(b) Acts which may impose liability. The following acts by a local agency or any of its employees may result in the imposition of liability on a local agency: * * * * (3) Real Property. The care, custody or control of real property in the possession of the local agency, except that the local agency shall not be liable for damages on account of any injury sustained by a person intentionally trespassing on real property in the possession of the local agency.

42 Pa. C. S. §8542(b) (3).

For purposes of ruling upon a demurrer, of course, all well-pleaded facts must be accepted as true, as well as all reasonable inferences which may be deduced therefrom. Wolcott v. Athens Area School District, 62 Pa. Commonwealth Ct. 491, 437 A.2d 98 (1981). Additionally, a demurrer may not be sustained unless the law will not permit recovery, and all doubts must be resolved in favor of overruling it, Aiken v. Radnor Township Board of Supervisors, 83 Pa. Commonwealth Ct. 190, 476 A.2d 1383 (1984).

Assuming, for purposes of the demurrer, that the City actually possessed the premises in question, it is nonetheless apparent that the gravamen of the appellant's complaint concerns the City's failure to supervise the activity of the decedent's own activities upon the subject premises. And, as we have held previously, the failure to properly supervise activity does not fall within the ambit of the real property exception created by 42 Pa. C. S. §8542(b) (3), merely because the activity at *225 issue occurred on the agency's property. For example, in Robson v. Penn Hills School District, 63 Pa. Commonwealth Ct. 250, 437 A.2d 1273 (1981), we stated that it would totally distort the language of the real property exception to place the supervision of school children, or the lack thereof, within its scope, and we believe that a similar result is required here, where it was the failure to supervise the victim's activity which led to his injury. Moreover, nothing in the pleadings demonstrates a significant relationship between the alleged dangerous condition and the decedent's death to trigger the application of the real property exception, which would have been implicated, for example, had the decedent fallen from the roof or been injured by its collapse.

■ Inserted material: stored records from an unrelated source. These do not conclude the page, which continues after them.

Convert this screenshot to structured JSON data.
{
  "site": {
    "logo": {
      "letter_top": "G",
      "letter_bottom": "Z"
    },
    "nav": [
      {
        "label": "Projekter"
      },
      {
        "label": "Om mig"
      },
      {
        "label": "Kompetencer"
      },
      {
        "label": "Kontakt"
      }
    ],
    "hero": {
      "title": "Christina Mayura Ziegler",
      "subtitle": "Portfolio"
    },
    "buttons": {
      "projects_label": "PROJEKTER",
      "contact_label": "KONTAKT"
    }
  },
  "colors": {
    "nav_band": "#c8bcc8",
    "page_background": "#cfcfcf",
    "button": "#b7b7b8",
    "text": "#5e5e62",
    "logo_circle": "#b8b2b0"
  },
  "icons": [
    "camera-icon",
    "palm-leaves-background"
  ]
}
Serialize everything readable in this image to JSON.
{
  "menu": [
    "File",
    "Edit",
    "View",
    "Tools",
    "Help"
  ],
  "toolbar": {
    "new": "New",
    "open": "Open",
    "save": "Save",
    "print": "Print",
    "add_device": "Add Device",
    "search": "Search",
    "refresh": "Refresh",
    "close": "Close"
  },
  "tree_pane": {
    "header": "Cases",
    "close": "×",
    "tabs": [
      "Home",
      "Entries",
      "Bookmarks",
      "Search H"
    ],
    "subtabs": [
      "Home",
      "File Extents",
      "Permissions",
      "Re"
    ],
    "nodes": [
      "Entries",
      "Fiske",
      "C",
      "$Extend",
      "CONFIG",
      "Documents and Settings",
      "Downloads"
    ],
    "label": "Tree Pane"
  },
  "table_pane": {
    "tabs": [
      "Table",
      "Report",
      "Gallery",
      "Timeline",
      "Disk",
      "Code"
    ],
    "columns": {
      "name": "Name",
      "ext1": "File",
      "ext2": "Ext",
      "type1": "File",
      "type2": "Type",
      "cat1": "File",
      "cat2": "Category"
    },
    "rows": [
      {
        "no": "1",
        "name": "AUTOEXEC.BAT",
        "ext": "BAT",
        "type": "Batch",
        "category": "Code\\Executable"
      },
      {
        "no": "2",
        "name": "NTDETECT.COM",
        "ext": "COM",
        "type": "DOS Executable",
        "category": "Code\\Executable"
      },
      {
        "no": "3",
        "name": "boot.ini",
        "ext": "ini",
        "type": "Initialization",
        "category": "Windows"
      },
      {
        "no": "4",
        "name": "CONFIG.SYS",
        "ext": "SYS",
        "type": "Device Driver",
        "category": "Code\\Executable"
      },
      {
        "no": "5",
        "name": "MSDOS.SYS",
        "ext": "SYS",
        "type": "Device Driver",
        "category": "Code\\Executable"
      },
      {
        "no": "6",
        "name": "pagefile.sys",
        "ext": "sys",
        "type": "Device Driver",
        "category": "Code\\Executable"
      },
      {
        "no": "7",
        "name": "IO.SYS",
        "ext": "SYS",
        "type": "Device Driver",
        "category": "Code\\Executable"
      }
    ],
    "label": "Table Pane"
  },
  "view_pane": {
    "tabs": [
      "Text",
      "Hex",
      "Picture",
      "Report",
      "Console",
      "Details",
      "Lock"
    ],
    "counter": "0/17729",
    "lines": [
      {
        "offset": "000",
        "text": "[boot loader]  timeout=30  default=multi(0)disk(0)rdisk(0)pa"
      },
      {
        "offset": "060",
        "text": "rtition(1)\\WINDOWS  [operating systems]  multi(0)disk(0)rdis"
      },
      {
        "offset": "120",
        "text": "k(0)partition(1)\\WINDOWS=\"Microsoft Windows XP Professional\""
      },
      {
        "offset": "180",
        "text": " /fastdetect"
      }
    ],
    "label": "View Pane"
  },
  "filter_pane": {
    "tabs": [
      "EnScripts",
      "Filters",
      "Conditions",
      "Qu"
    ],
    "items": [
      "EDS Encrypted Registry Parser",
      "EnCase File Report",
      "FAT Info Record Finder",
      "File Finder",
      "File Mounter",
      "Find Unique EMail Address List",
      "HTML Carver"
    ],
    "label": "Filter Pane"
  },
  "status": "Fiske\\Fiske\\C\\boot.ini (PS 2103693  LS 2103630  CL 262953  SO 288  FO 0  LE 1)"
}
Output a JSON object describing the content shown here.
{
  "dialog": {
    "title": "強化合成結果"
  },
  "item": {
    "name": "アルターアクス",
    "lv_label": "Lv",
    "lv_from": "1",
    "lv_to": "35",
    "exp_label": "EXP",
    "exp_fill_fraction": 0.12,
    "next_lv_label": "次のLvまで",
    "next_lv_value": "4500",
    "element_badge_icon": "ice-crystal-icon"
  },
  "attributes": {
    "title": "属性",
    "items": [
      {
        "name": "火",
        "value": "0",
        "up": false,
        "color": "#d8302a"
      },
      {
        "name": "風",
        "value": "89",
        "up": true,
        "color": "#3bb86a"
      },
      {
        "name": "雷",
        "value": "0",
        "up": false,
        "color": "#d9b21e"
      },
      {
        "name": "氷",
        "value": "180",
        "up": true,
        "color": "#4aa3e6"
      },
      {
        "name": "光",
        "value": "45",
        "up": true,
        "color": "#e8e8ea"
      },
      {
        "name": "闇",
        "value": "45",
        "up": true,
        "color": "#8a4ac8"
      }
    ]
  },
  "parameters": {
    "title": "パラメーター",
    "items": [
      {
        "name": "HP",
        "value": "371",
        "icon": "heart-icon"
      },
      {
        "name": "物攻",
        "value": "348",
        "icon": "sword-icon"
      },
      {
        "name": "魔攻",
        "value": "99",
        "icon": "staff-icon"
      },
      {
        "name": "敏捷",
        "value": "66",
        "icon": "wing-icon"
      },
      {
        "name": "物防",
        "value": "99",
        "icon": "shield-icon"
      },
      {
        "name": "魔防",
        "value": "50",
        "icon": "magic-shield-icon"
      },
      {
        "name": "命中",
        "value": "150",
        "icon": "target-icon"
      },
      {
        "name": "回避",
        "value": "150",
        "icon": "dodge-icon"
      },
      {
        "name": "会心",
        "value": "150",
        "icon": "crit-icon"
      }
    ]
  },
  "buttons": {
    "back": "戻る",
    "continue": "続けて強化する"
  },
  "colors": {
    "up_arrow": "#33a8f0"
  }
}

We must additionally note that the appellant's averments unequivocally indicate that the decedent was trespassing by climbing to the roof and train top, areas to which the public was not invited, as clearly demonstrated by the appellant's own averments that SEPTA had previously engaged security guards to prevent such activity.[2] The statute expressly provides that, notwithstanding the applicability of the real property exception, "a local agency shall not be liable for damages on account of any injury sustained by a person intentionally trespassing on real property in the possession of the local agency." 42 Pa. C. S. §8542(b) (3) (emphasis added). Such language clearly evinces the legislative intent to prevent trespassers from availing themselves of the advantage otherwise created by the real property immunity exception. We believe, therefore, that the trial court *226 correctly sustained the demurrer to the appellant's complaint. We will affirm the court's order.


AND NOW, this 2nd day of April, 1986, the order of the Court of Common Pleas of Philadelphia County dated December 16, 1984 concerning the above-captioned matter is affirmed.


[1] Section 8501 of the Judicial Code, 42 Pa. C. S. §8501 provides that a local agency is "a government unit other than the Commonwealth government", a definition here applicable to the City.

[2] Restatement (Second) of Torts, §341 comment b (1977) provides that one permitted to enter land for a particular purpose becomes a trespasser upon entering another part of the land. See also Whigham v. Pyle, 224 Pa. Superior Ct. 6, 302 A.2d 498 (1973) (child permitted to enter portion of land becomes trespasser if he enters another portion).